A strange, half-cat, half-dog creature with a bit of bear thrown into the ungodly mix was said to be prowling the woods of Essex.
In the woods ahead I see the outline of what looks like the ruins of a castle. Myth and rumor had brought me here. Guided by directions found on the internet, I’d ventured on foot down an abandoned roadway in a tree-filled area adjacent to Interstate 84. The castle-like structure I see is la…
When John Ledyard died in 1789, Thomas Jefferson called him “a man of genius, of some science, and of fearless courage and enterprise.”
In the fall of 1868, a break was discovered in a dam on the Kohanza Reservoir, but was ignored. That was a terrible mistake.
Human skeletal remains — possibly belonging to Revolutionary War soldiers who fought in the Battle of Ridgefield in 1777 — were discovered under the foundation of an early 18th-century house last week.
In late 1919 a bad batch of booze killed 100—and a Brooklyn gangster got away with it

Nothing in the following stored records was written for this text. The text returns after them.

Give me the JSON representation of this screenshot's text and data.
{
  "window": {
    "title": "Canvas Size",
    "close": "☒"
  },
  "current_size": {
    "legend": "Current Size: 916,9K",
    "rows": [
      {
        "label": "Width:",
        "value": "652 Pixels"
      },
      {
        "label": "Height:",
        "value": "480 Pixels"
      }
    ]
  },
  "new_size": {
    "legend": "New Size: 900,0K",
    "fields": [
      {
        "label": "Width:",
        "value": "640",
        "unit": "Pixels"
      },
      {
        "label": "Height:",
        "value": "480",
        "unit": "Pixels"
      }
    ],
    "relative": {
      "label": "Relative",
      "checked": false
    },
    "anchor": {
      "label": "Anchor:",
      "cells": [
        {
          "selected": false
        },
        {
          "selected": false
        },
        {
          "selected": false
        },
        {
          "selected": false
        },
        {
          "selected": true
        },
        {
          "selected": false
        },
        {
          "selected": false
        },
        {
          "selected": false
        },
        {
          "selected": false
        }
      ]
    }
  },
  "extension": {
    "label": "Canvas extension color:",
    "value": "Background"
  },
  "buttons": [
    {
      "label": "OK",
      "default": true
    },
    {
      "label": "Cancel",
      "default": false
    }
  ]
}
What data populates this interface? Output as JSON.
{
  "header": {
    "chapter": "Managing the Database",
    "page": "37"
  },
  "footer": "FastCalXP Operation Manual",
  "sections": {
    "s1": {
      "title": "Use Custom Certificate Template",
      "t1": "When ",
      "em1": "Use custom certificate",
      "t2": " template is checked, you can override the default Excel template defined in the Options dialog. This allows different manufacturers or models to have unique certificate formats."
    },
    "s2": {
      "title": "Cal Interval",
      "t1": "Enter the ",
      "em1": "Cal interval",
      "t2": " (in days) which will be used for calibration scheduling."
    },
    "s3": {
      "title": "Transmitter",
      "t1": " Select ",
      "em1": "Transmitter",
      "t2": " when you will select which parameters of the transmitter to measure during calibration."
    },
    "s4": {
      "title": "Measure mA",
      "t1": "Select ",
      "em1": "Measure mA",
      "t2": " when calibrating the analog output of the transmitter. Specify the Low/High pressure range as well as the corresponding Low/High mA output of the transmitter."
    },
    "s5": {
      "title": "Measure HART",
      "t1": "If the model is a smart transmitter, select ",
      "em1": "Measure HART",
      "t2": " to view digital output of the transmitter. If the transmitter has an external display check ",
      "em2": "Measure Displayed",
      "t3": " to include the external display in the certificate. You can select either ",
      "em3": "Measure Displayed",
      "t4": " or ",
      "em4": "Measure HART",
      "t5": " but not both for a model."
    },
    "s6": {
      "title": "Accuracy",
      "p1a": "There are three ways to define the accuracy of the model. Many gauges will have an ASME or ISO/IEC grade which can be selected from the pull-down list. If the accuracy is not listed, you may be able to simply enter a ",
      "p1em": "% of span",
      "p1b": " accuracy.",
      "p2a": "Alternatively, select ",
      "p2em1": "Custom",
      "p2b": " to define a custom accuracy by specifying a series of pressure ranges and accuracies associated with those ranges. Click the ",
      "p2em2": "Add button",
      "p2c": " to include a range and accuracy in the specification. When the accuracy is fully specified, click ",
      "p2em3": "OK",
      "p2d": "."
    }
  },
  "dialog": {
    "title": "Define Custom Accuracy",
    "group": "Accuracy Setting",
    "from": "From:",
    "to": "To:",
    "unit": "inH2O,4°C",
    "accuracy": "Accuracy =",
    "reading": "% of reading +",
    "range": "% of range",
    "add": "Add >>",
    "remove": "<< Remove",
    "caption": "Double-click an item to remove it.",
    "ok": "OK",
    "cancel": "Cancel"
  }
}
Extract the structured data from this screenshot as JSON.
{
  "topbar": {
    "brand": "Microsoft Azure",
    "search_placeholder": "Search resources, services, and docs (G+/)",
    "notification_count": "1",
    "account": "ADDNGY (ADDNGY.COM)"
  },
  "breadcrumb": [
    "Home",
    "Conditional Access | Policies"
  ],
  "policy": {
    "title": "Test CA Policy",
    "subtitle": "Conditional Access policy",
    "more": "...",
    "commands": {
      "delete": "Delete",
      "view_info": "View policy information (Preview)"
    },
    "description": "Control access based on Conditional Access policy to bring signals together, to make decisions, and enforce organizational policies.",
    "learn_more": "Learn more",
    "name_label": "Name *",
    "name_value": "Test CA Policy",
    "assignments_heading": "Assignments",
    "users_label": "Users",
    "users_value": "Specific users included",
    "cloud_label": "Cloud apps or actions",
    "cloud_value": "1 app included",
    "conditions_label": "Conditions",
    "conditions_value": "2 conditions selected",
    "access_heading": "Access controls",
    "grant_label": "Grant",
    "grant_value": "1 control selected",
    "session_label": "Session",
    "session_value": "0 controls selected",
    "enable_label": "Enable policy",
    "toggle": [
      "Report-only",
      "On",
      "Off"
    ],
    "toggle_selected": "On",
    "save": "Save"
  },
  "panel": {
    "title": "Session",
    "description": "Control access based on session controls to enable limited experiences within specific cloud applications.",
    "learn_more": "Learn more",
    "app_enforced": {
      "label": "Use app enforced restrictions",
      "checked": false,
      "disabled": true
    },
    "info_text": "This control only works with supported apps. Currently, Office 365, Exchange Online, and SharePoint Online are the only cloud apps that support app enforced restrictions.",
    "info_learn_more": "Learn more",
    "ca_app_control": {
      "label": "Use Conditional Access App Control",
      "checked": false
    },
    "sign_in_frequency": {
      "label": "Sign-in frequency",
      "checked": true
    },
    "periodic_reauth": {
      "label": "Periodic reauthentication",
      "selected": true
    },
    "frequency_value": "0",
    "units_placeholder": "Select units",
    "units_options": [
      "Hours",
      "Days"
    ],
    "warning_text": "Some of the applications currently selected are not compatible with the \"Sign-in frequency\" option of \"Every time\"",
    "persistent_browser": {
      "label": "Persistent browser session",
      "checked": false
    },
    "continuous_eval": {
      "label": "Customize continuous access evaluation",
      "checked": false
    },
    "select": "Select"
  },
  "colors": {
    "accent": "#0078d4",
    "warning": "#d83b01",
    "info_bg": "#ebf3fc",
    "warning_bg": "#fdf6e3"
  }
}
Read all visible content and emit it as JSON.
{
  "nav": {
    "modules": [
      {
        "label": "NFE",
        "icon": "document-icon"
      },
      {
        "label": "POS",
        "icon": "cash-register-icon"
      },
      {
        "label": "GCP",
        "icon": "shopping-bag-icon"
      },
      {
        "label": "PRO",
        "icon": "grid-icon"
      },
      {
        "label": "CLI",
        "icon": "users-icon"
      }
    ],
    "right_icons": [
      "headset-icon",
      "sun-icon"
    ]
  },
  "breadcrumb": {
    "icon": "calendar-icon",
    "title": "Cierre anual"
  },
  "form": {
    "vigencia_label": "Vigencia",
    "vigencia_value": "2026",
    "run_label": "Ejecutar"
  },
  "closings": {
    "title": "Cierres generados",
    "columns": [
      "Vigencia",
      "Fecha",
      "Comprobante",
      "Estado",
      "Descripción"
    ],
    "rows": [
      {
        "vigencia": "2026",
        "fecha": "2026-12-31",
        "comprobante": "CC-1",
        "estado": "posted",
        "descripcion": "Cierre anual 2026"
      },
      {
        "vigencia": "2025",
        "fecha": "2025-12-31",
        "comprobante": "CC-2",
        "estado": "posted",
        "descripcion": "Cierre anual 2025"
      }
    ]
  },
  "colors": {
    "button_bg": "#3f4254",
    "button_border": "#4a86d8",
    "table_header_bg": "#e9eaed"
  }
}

It was a brush with death paired with a dog’s surefootedness that inspired the now-classic piece of footwear: the boat shoe.
With the help of DNA analysis, researchers have determined the likely identity of a man whose grave in Griswold bore sights of a vampire exhumation.
Legend says that following a murder the tree produced fruit with "bloody" specks. The truth is even more disturbing than the myth.
In 1989, with the museum's reputation at stake, the Wadsworth Atheneum placed itself squarely in the debate over Robert Mapplethorpe's notorious photo exhibit.
In Igor Sikorsky’s childhood dream, he was walking along a narrow, luxuriously decorated passageway. He realized he was on a flying ship.
When it comes to slavery it's easy to condemn the South, but Connecticut has a harder time facing its own past.
Spending time on Candlewood Lake as a kid, I heard the rumors. Supposedly, beneath the lake’s pristine surface were the remains of an old town called Jerusalem. In addition to buildings and homes, the story goes, the town’s graveyard had been swallowed by the waters.
It was the efforts of hundreds of thousands of people back on Earth that made one giant leap for mankind possible. Two of those people are former Greenwich First Selectmen Jim Lash and Richard Bergstresser.
Robert Segee remembered the day in 1944 the children burned in Hartford. The day black smoke rose over Connecticut and the smell of burning canvas mixed with human flesh. It was a day that had haunted the capital city and the circus for decades and had become inextricably linked with his own…
The Pioneer Parachute Co. developed the first nylon parachute and supplied thousands of them to Allied soldiers throughout World War Two.
The involvement of Robert Ballard, the legendary oceanographer who discovered the Titanic, in the discovery of two fallen nuclear submarines was top secret for nearly three decades.
Southbury resident Alan Abel had an unparalleled gift for getting people to believe what he said, no matter how outlandish.
In 1936, Connecticut’s governor, Wilbur Cross, commissioned a Survey of the Human Resources of Connecticut that seemed better suited to Nazi Germany than the Constitution State.
The stories surrounding the headstone, marked only "XYZ," and the man buried beneath it have woven their way into local folklore in Deep River.
It seems like something from an alternate reality imagined in the book and TV show The Man in the High Castle. But in the 1930s, the Nazis were literally marching across America.
Thirty miles behind enemy lines, 133 U.S. soldiers from the Army’s 6th Ranger Battalion crawled as silently as they could toward Japan’s infamous Cabanatuan prison camp in the Philippines.
In September 1917, The New York Times reviewed a new book by Mark Twain, the legendary author and longtime Connecticut resident. The only problem was Twain had died seven years earlier in the small Fairfield County town of Redding.
On a fall day in 1936, just months before the airship’s fiery end, Connecticut residents stood slack-jawed as the pride of Nazi Germany soared overhead. Dubbed the ‘Millionaires’ Flight’ for the luminaries aboard, the spectacle appeared to confirm the ascendancy of airship travel.
Now under threat of demolition, Bridgeport's Freeman Houses were once at the heart of a thriving 19th-century community.